The Council contributed very usefully to public debate on these matters, particularly in its early reports on Human Genes in Other Organisms, and on Xenotransplantation. For five years up to 2008 it was the major sponsor of the Genethics essay competition for secondary school students, run by NZORD and the Royal Society of New Zealand. However in recent years the Council struggled to establish its agenda distinct from the work of other agencies or committees, or to find its role in current debates as public interest swung strongly to climate change and sustainability.

7 - Wrong diagnosis emerging as a major cause of poor health outcomes.
NZORD is concerned that wrong diagnosis and non-diagnosis are likely causes of significant disease burden and poor health outcomes in the population. While we are very pleased to see close attention to reviewing difficult areas such a perinatal and maternal mortality, and thorough review of medical practices and surgical errors in hospitals to reduce harms and improve health outcomes, we face a gathering stack of anecdotes and examples where failure to accurately diagnose rare diseases in a timely way has lead to inappropriate interventions, some near misses, and many significant negative outcomes for patients and their families. 

NZORD believes that a timely and accurate diagnosis is a fundamental part of a quality health system. There are indications that medical school training needs to be reviewed as well as a number of systems and technology improvements made within health services, to avoid these all-too-common harms. An important part of any improvements to diagnosis also requires the upgrading of our genetic services, and we look forward to the results of current plans to breathe new life into these essential but much neglected clinical services. We will report more on this topic in future newsletters, including our collaborations with rare disease networks in other countries to define the problem and develop solutions.

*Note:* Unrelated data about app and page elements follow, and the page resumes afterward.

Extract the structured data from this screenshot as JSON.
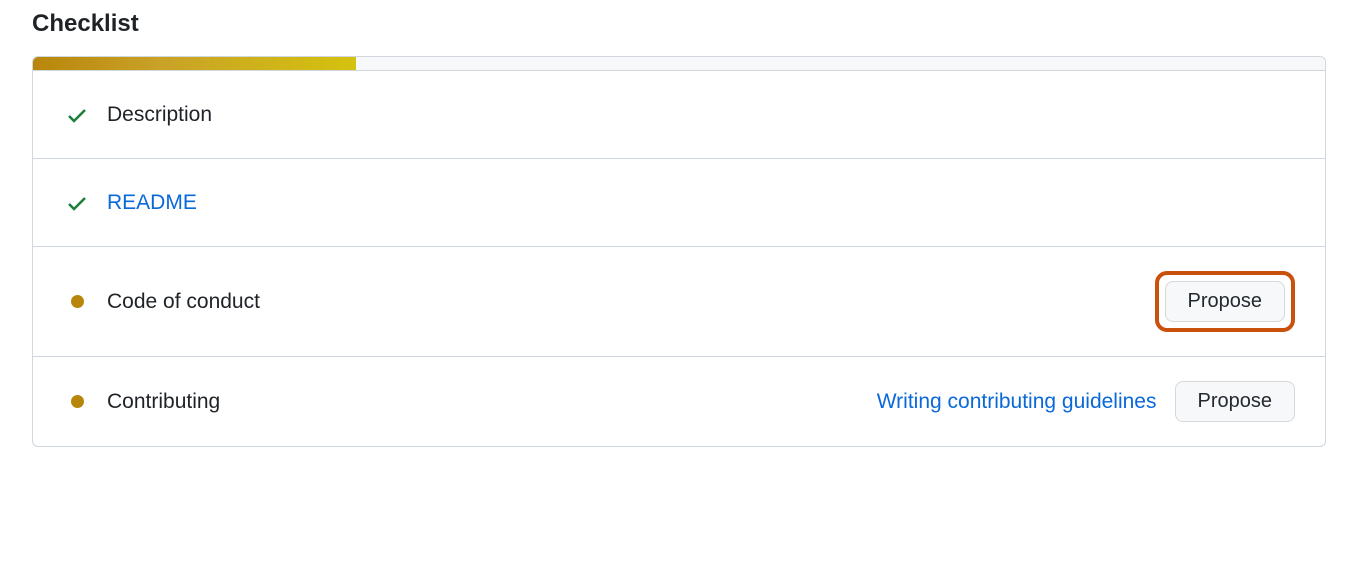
{
  "title": "Checklist",
  "progress_percent": 25,
  "items": [
    {
      "icon": "check",
      "label": "Description",
      "is_link": false,
      "help_text": null,
      "action": null,
      "highlighted": false
    },
    {
      "icon": "check",
      "label": "README",
      "is_link": true,
      "help_text": null,
      "action": null,
      "highlighted": false
    },
    {
      "icon": "dot",
      "label": "Code of conduct",
      "is_link": false,
      "help_text": null,
      "action": "Propose",
      "highlighted": true
    },
    {
      "icon": "dot",
      "label": "Contributing",
      "is_link": false,
      "help_text": "Writing contributing guidelines",
      "action": "Propose",
      "highlighted": false
    }
  ]
}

8 - Major newspaper gets significantly confused about embryo research advice.
The NZ Herald did a good job of digging out the advice from ACART, the Advisory Committee on Assisted Reproductive Technology, given nearly two years ago to the Minister of Health about research on embryos. This advice sat before two previous Health Ministers and is now with the current Minister waiting for a decision. Unfortunately the Herald confused the story about the advice ACART gave, with a concurrent story about couples with stored embryos who could no longer be traced. The 23 December 2008 editorial and another feature article by Robyn Stent the following week both made erroneous assumptions that these "orphaned" embryos were recommended for research use. 

In fact the advice from ACART is that informed consent from the couple would be a prerequisite to any research, if approval is given for this type of research to occur. Trying to understand this yourself would be tricky though, because the advice has not yet been published anywhere, and is available only to ACART, the Minister, and those who have made official information requests. 

9 - Updated Ministry fact sheet on folate fortification of bread.
The Ministry of Health has published a new fact sheet on folate fortification of bread to prevent neural tube defects. This important public health measure will take effect from September this year and should lead to much better health outcomes for the approx 80 to 90 cases that are identified each year during pregnancy or at birth. NZORD has advocated for this step, along with groups such as CCS who lead the campaign for this over many years, and we are very pleased to see it is now close at hand.

Regards, John

John Forman
Executive Director, NZORD